Working data:
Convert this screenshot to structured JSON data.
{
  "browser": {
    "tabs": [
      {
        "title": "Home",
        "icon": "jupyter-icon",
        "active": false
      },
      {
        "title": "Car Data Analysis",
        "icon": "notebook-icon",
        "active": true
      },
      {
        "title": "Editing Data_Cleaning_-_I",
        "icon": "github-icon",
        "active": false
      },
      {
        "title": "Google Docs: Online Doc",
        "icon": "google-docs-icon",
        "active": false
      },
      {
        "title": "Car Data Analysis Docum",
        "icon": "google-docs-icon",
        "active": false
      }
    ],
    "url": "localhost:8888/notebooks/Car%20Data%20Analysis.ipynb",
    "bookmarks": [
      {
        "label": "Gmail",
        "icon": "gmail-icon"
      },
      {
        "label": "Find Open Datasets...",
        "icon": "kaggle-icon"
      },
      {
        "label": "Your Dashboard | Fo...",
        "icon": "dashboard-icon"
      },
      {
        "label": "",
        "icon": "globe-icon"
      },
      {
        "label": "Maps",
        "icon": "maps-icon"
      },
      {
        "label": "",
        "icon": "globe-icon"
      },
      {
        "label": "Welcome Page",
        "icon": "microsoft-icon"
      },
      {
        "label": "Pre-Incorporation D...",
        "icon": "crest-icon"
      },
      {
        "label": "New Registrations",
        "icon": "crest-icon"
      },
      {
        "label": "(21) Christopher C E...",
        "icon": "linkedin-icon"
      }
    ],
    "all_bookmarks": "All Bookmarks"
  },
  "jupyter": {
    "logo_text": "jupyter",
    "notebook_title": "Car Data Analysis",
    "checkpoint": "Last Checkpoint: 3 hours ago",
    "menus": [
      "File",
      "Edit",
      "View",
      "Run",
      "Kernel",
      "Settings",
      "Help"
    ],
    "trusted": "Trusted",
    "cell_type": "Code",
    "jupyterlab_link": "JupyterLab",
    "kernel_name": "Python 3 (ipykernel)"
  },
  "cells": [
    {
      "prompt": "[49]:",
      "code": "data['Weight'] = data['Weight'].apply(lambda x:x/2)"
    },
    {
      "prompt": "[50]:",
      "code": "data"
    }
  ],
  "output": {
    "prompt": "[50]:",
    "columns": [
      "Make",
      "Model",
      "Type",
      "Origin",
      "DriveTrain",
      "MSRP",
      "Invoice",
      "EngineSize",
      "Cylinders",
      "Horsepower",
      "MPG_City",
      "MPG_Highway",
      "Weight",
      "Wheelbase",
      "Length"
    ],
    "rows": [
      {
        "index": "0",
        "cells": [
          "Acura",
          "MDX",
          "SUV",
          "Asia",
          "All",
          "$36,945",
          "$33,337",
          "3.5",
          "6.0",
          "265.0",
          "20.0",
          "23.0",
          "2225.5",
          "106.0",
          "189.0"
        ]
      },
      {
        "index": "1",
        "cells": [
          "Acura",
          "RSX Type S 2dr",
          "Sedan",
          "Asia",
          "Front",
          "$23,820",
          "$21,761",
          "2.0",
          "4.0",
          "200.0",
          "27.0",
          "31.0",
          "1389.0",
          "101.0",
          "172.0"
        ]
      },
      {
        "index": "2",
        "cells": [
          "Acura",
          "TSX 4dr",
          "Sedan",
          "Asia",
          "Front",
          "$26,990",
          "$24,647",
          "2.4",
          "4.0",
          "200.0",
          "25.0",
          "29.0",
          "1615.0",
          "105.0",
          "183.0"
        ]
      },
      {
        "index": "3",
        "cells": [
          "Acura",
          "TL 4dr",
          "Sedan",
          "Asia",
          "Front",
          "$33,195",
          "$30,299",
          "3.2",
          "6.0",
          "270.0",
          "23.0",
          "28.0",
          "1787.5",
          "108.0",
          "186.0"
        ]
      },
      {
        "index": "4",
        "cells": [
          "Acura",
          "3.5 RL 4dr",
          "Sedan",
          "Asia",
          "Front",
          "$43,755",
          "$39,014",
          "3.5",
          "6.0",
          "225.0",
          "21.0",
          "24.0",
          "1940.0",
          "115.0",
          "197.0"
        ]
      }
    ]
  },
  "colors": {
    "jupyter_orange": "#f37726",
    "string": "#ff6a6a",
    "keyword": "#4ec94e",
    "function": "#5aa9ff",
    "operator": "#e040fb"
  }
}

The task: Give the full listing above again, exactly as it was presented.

Written response:
Convert this screenshot to structured JSON data.
{
  "browser": {
    "tabs": [
      {
        "title": "Home",
        "icon": "jupyter-icon",
        "active": false
      },
      {
        "title": "Car Data Analysis",
        "icon": "notebook-icon",
        "active": true
      },
      {
        "title": "Editing Data_Cleaning_-_I",
        "icon": "github-icon",
        "active": false
      },
      {
        "title": "Google Docs: Online Doc",
        "icon": "google-docs-icon",
        "active": false
      },
      {
        "title": "Car Data Analysis Docum",
        "icon": "google-docs-icon",
        "active": false
      }
    ],
    "url": "localhost:8888/notebooks/Car%20Data%20Analysis.ipynb",
    "bookmarks": [
      {
        "label": "Gmail",
        "icon": "gmail-icon"
      },
      {
        "label": "Find Open Datasets...",
        "icon": "kaggle-icon"
      },
      {
        "label": "Your Dashboard | Fo...",
        "icon": "dashboard-icon"
      },
      {
        "label": "",
        "icon": "globe-icon"
      },
      {
        "label": "Maps",
        "icon": "maps-icon"
      },
      {
        "label": "",
        "icon": "globe-icon"
      },
      {
        "label": "Welcome Page",
        "icon": "microsoft-icon"
      },
      {
        "label": "Pre-Incorporation D...",
        "icon": "crest-icon"
      },
      {
        "label": "New Registrations",
        "icon": "crest-icon"
      },
      {
        "label": "(21) Christopher C E...",
        "icon": "linkedin-icon"
      }
    ],
    "all_bookmarks": "All Bookmarks"
  },
  "jupyter": {
    "logo_text": "jupyter",
    "notebook_title": "Car Data Analysis",
    "checkpoint": "Last Checkpoint: 3 hours ago",
    "menus": [
      "File",
      "Edit",
      "View",
      "Run",
      "Kernel",
      "Settings",
      "Help"
    ],
    "trusted": "Trusted",
    "cell_type": "Code",
    "jupyterlab_link": "JupyterLab",
    "kernel_name": "Python 3 (ipykernel)"
  },
  "cells": [
    {
      "prompt": "[49]:",
      "code": "data['Weight'] = data['Weight'].apply(lambda x:x/2)"
    },
    {
      "prompt": "[50]:",
      "code": "data"
    }
  ],
  "output": {
    "prompt": "[50]:",
    "columns": [
      "Make",
      "Model",
      "Type",
      "Origin",
      "DriveTrain",
      "MSRP",
      "Invoice",
      "EngineSize",
      "Cylinders",
      "Horsepower",
      "MPG_City",
      "MPG_Highway",
      "Weight",
      "Wheelbase",
      "Length"
    ],
    "rows": [
      {
        "index": "0",
        "cells": [
          "Acura",
          "MDX",
          "SUV",
          "Asia",
          "All",
          "$36,945",
          "$33,337",
          "3.5",
          "6.0",
          "265.0",
          "20.0",
          "23.0",
          "2225.5",
          "106.0",
          "189.0"
        ]
      },
      {
        "index": "1",
        "cells": [
          "Acura",
          "RSX Type S 2dr",
          "Sedan",
          "Asia",
          "Front",
          "$23,820",
          "$21,761",
          "2.0",
          "4.0",
          "200.0",
          "27.0",
          "31.0",
          "1389.0",
          "101.0",
          "172.0"
        ]
      },
      {
        "index": "2",
        "cells": [
          "Acura",
          "TSX 4dr",
          "Sedan",
          "Asia",
          "Front",
          "$26,990",
          "$24,647",
          "2.4",
          "4.0",
          "200.0",
          "25.0",
          "29.0",
          "1615.0",
          "105.0",
          "183.0"
        ]
      },
      {
        "index": "3",
        "cells": [
          "Acura",
          "TL 4dr",
          "Sedan",
          "Asia",
          "Front",
          "$33,195",
          "$30,299",
          "3.2",
          "6.0",
          "270.0",
          "23.0",
          "28.0",
          "1787.5",
          "108.0",
          "186.0"
        ]
      },
      {
        "index": "4",
        "cells": [
          "Acura",
          "3.5 RL 4dr",
          "Sedan",
          "Asia",
          "Front",
          "$43,755",
          "$39,014",
          "3.5",
          "6.0",
          "225.0",
          "21.0",
          "24.0",
          "1940.0",
          "115.0",
          "197.0"
        ]
      }
    ]
  },
  "colors": {
    "jupyter_orange": "#f37726",
    "string": "#ff6a6a",
    "keyword": "#4ec94e",
    "function": "#5aa9ff",
    "operator": "#e040fb"
  }
}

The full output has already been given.